First, let's get to the nitty gritty of the snail mucin topic: the source of this skincare substance.
Snail mucin was recently popularized in Korean beauty brands and is now making its way onto shelves in the U.S. But it has been applied in skincare long before this, as scientific research shows that even the ancient Greeks used it for its skin healing properties.
As for the ingredient itself, snail mucin is derived from – you guessed it – snails. If you have ever seen a snail move, you may have noticed a trail of mucus-like substance left in its path. This secretion consists of multiple functional mucuses. Snails produce and excrete these mucuses from their foot for adhesion and lubrication, enabling them to stick to surfaces as they move. They also produce mucus from their back for microbial defense and tissue hydration. Snails can also excrete mucin when "stressed" to protect their bodies from injury.
Cosmetics companies source snail mucin from their raw material suppliers for use in their product formulations.
The raw material suppliers are the ones that actually collect the snail mucin from the critters. This is only possible by creating an environment ideal for containing the snails and optimal for their mucin production.
Of course, different suppliers can use different methods of harvesting the mucin. In the case of K-beauty brand CosRX this can involve placing snails over a mesh net to roam freely and then collecting the mucin left behind.
Only edible snails (think escargot) are used in skin care products to ensure their mucin is safe for humans to apply topically. For example, the giant African snail, Achatina fulica, is an edible species commonly used by snail mucin manufacturers and has been tested for safety in topical use.
After the mucin is collected, it is processed and stabilized to make it into an ingredient that is suitable for cosmetic use.
How Snail Mucin Works in Skincare
The mucins collected from snails are incorporated within skincare formulations for things like rejuvenation, hydration, and wound healing.
When used in skincare, these snail mucins are proteins that signal collagen production. In addition, snail mucin contains antioxidants like vitamins A and E and minerals like zinc and manganese, all proven collagen enhancers.
The snail's mucin is secreted as a reaction to stress. This mucin accelerates its new skin-building response.
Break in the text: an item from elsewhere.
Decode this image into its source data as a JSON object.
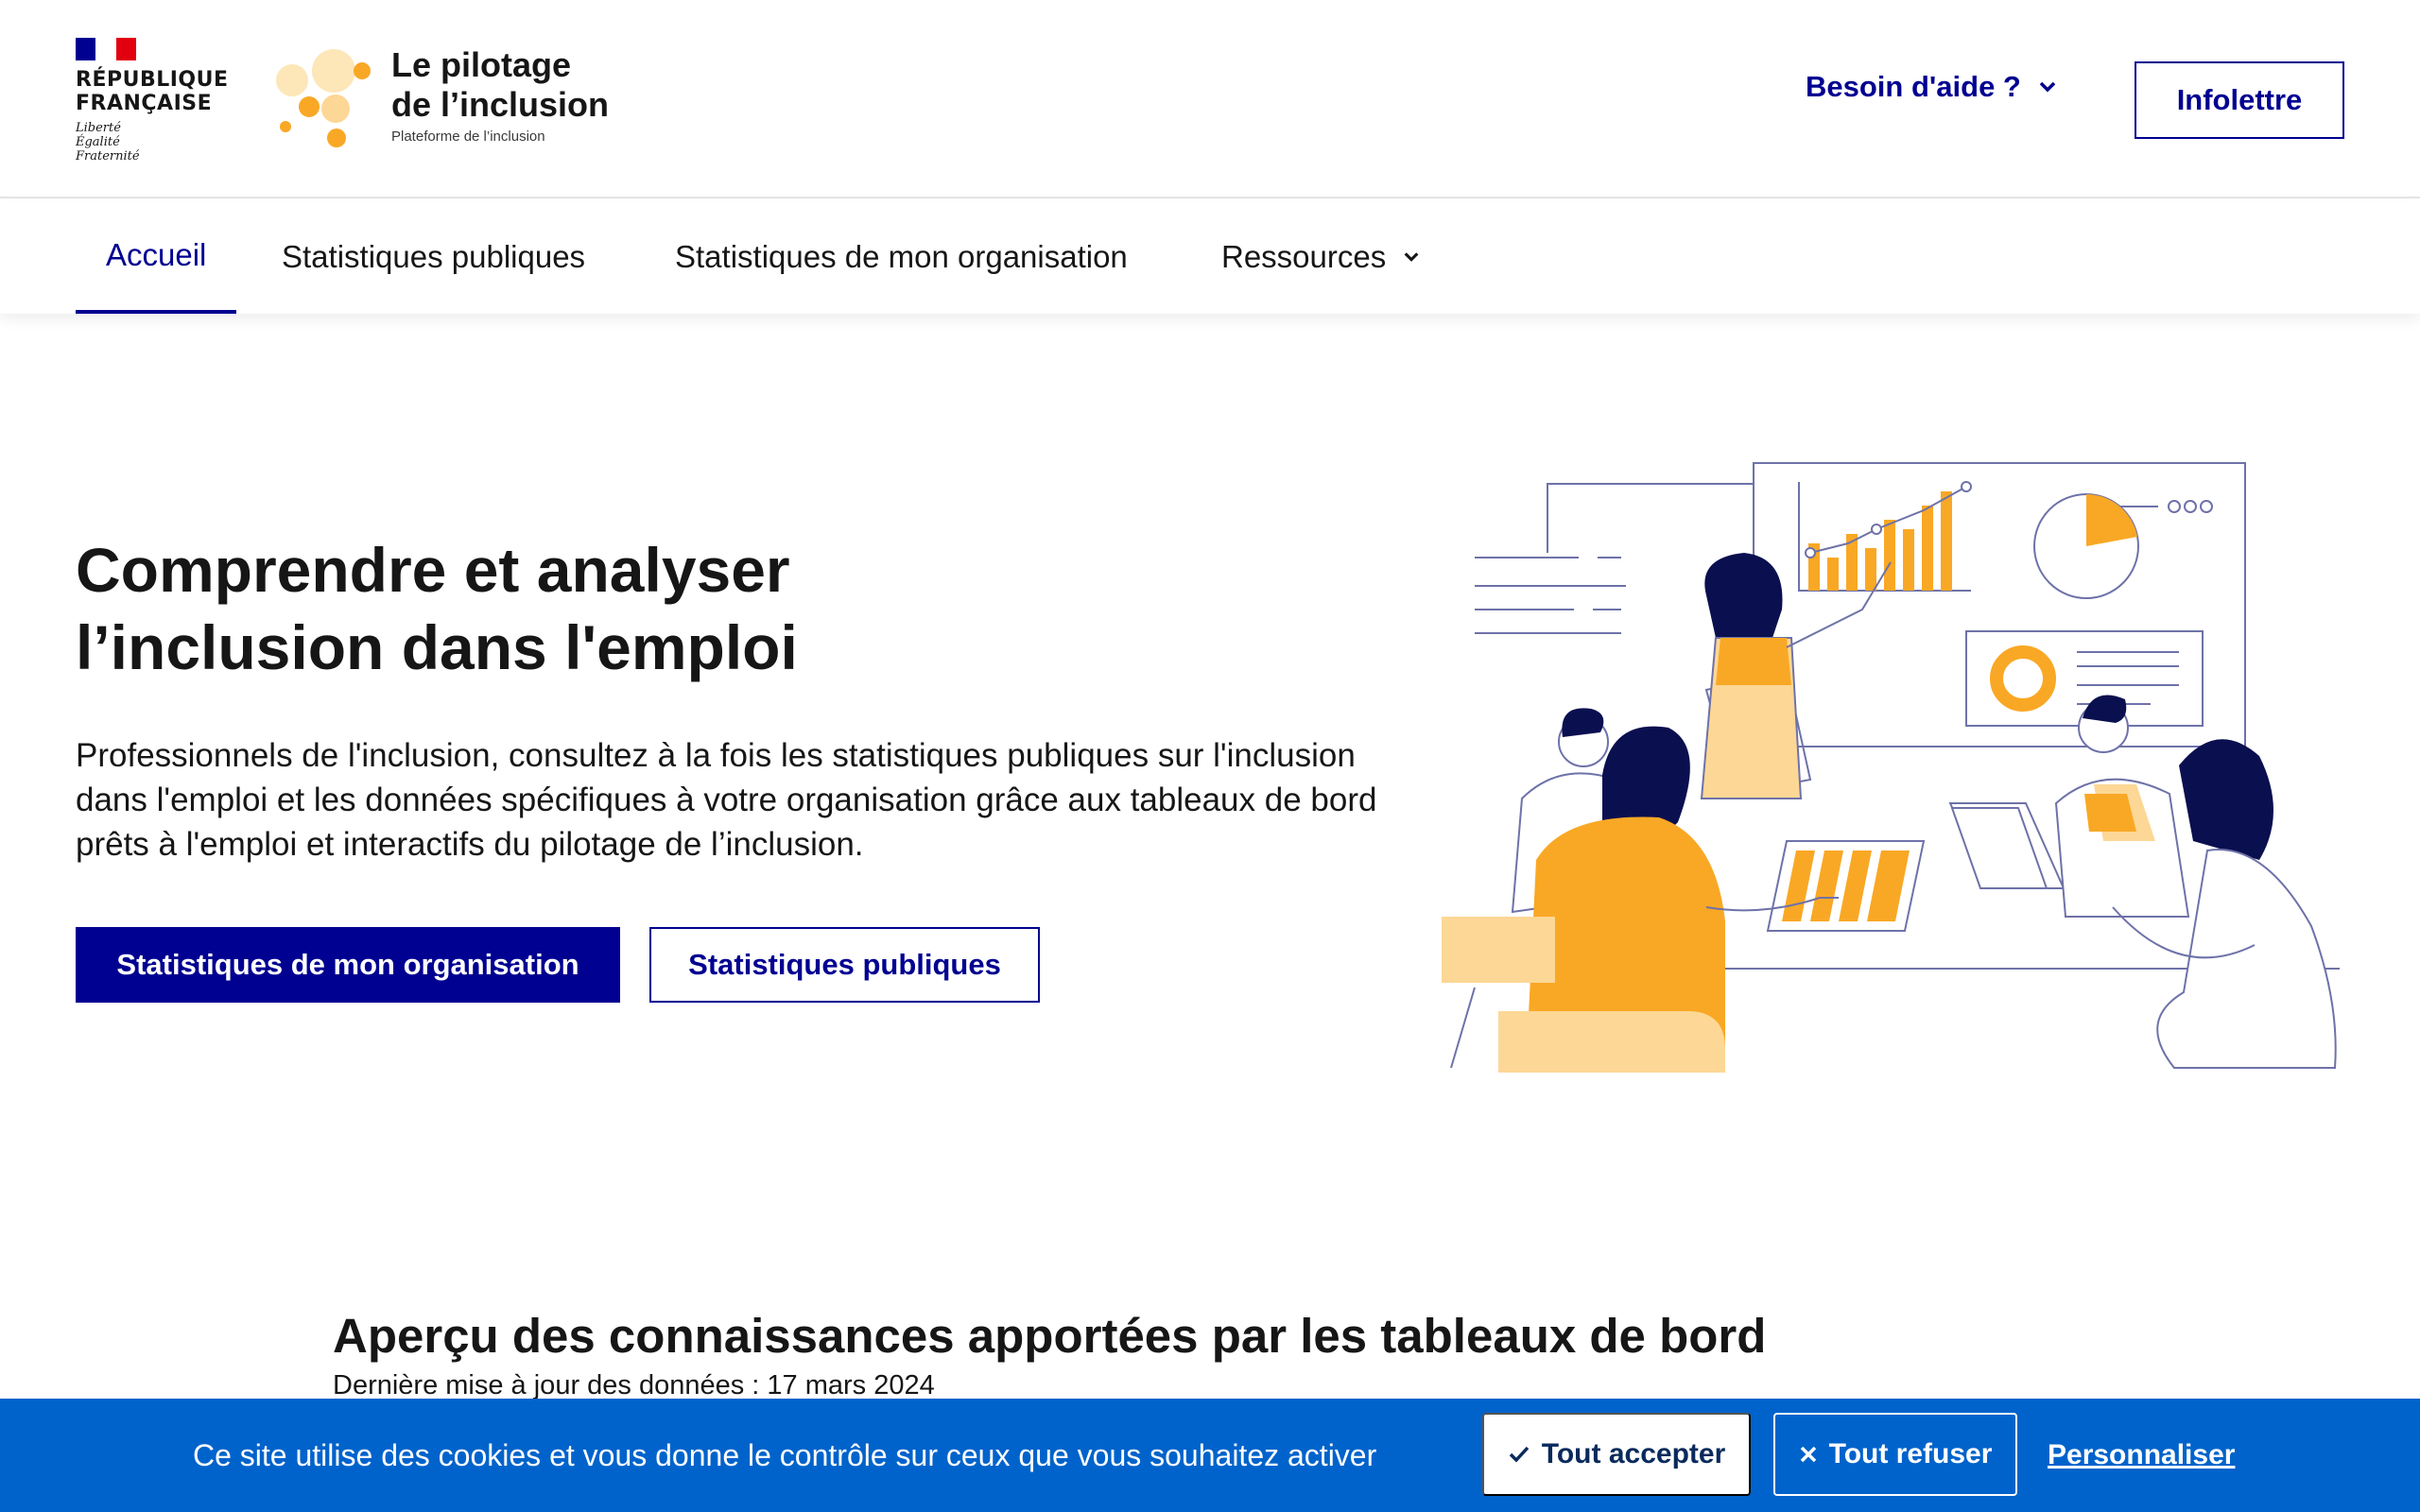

This is similar to how procedures like laser resurfacing are performed to create a controlled injury and 'stress' the skin to trigger accelerated collagen production. By using snail mucin in skincare, we are using their substance and applying it to expedite the skin-building response within our own skin.
Snail mucin can also be applied within skin care for wound recovery and rejuvenation, as the mucin can facilitate healing. As for anti-aging, a study on the safety and efficacy of a topical product containing secretions of the snail Cryptomphalus aspersa (SCA) showed that the mucins proved effective and well tolerated, and treated subjects noted a significant degree of improvement in fine lines at the 8-week time point.
In addition to its collagen-building, wound healing, and anti-aging abilities, snail mucin hydrates the skin and has moisturizing agents to repair and fortify the skin barrier. Dr. Sethi believes snail mucin can promote healthy and hydrated skin and explains that it can be used in any skin type. Still, she advises listeners to find a product free of dyes, parabens, or added fragrances when shopping for these products.
The Ethics of Snail Mucin and Other Alternatives
Snails are not necessarily harmed to make them secrete snail mucin. Still, they are kept in captivity throughout the process of collecting the excretions, which can cause stress. That said, snail mucin is not vegan-friendly.
However, if you are vegan or are still not quite ready to jump on the snail mucin skincare trend, numerous alternatives on the market deliver the same benefits as snail mucin products. For example, Dr. Sethi's skincare line includes options like the Ultra Glow Moisturizer or the Hyaluronic Plump and Protect to deliver similar benefits – no snails involved.
Snail mucin is one of many skincare trends Dr. Sethi sheds light on in her informative episodes. Check out Season 2, Episode 10 of The Skin Report podcast to learn about more commonly questioned skincare topics!